For the 48 million Americans living with hearing loss, finding hearing friendly venues and activities can sometimes become a struggle. Thankfully, the Americans With Disabilities Act (ADA) requires public listening systems for those with hearing loss. These Assistive Listening Systems (ALS) can take on multiple forms, ranging from WiFi systems, RF systems, or the increasingly popular and widely used Hearing Loop.
While traveling, you are sure to experience environments with different hearing challenges that may require more assistance than your hearing aids can provide, and where assistive listening devices like the Hearing Loop can truly shine. As Stephen Frazier, a writer for the Hearing Health Foundation, understands all too well. “In New York City not long ago, I expected to have a problem when I approached the fare booth to buy a subway pass. I knew the roar of trains constantly passing through makes it difficult for someone with typical hearing to communicate, let alone someone like me with a severe hearing loss.
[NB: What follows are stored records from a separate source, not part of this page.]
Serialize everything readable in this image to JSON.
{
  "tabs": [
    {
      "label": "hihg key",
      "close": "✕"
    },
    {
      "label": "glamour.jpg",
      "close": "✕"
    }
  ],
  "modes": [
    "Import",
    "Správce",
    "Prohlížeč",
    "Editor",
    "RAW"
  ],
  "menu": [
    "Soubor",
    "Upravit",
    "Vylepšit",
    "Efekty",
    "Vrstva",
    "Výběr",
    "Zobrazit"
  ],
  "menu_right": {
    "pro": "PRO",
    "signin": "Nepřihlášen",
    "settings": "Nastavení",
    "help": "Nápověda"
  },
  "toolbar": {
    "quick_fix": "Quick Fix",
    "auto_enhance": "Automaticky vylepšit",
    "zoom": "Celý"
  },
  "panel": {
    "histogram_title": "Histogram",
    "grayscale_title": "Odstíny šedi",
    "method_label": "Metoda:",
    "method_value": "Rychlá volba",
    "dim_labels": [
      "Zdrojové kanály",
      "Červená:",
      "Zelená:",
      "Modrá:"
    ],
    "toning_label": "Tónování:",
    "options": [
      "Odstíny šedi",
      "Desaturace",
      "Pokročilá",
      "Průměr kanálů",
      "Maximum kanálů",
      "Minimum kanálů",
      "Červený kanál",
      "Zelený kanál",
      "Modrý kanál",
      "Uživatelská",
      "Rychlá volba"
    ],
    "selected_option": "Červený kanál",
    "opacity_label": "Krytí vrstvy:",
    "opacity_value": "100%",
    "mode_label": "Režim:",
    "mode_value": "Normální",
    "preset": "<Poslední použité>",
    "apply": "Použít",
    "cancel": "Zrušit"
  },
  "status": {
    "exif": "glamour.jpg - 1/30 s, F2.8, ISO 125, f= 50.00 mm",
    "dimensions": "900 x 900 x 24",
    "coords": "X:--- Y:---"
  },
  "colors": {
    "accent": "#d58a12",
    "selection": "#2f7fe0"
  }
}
After noticing the subway station had a Hearing Loop system, Frazier turned off his hearing aids’ microphones and turned on the telecoils, “To my surprise and delight, I heard quite clearly the attendant’s voice, just as a train was passing through underneath.”
The Hearing Loop ALS uses a discretely hidden wire that usually surrounds a seating or populated area and plugs into an amplifier and PA system. The loop then converts sound from the PA system into an electromagnetic signal that is received and translated by telecoils that are in most hearing aids. The Hearing Loop is widely preferred due to how discrete the system is, allowing attendants and travelers to get the assistance they need without the external receivers that WiFi or RF systems require. Instead of using bulky headphones or receivers that resemble an old radio, sound can be instantly transmitted to your hearing aids, requiring nothing more than what you walked in with.
The Hearing Loop is also the preferred system by venues, as they are relatively cost-effective and require little-to-no maintenance. Without external receivers, there is no inventory to keep track of or replacement costs if receivers go missing. Not only is this beneficial to business, but helps make Hearing Loops more common in venues across the country.
Venues with Hearing Loop systems are easily identifiable, as the ADA requires a visible sign, a white ear and ‘T” against a blue background, to be posted inside the venue, making it simple for visitors to find discrete and easily accessible assistance on the road. If a sign is not present, be sure to ask an official or employee about their public accommodations for those with hearing loss. Used in places of worship, train stations, airports, and more, Hearing Loops can be found in most places where people congregate. To receive the assistance you need on the road, find a growing list Hearing Loop venues at time2loopamerica.com and aldlocator.com.